• Records for the task:
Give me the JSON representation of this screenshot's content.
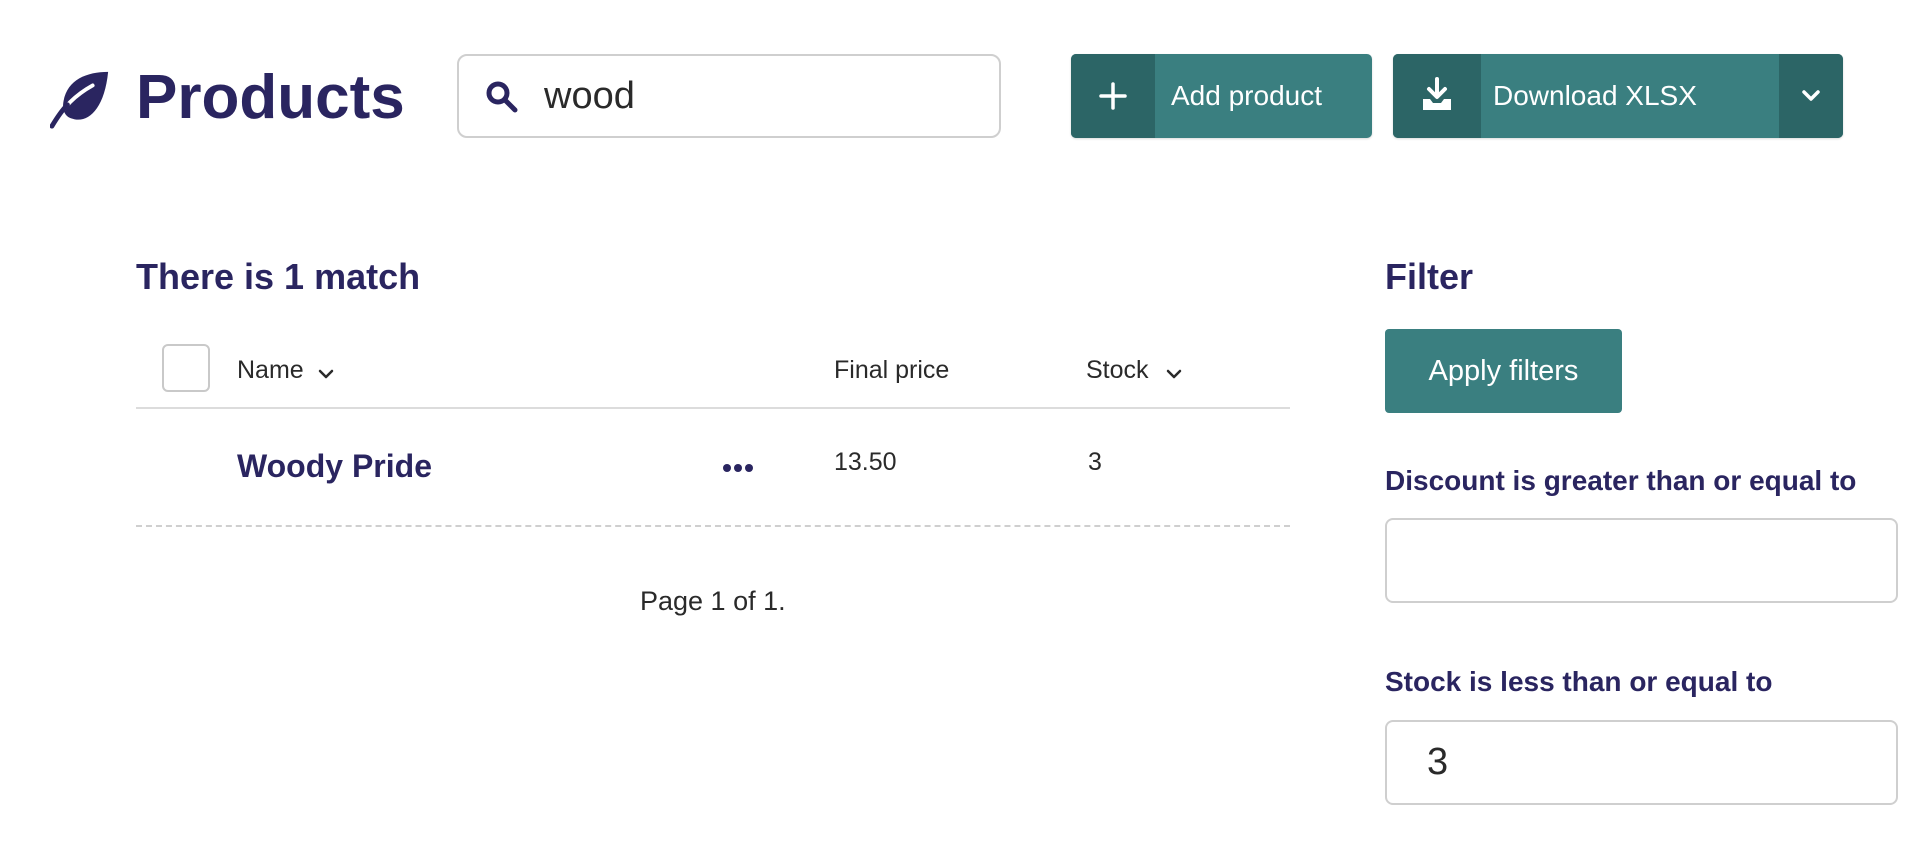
{
  "header": {
    "title": "Products",
    "logo_icon": "leaf-icon",
    "search": {
      "value": "wood",
      "icon": "search-icon"
    },
    "add_button": {
      "label": "Add product",
      "icon": "plus-icon"
    },
    "download_button": {
      "label": "Download XLSX",
      "icon": "download-icon",
      "menu_icon": "chevron-down-icon"
    }
  },
  "results": {
    "summary": "There is 1 match",
    "columns": {
      "name": "Name",
      "final_price": "Final price",
      "stock": "Stock"
    },
    "rows": [
      {
        "name": "Woody Pride",
        "final_price": "13.50",
        "stock": "3"
      }
    ],
    "pagination": "Page 1 of 1."
  },
  "filter": {
    "title": "Filter",
    "apply_label": "Apply filters",
    "discount_label": "Discount is greater than or equal to",
    "discount_value": "",
    "stock_label": "Stock is less than or equal to",
    "stock_value": "3"
  },
  "colors": {
    "primary_text": "#2a2560",
    "teal": "#3a7f80",
    "teal_dark": "#2c6566"
  }
}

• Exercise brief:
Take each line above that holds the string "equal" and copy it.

• Exercise solution:
    "discount_label": "Discount is greater than or equal to",
    "stock_label": "Stock is less than or equal to",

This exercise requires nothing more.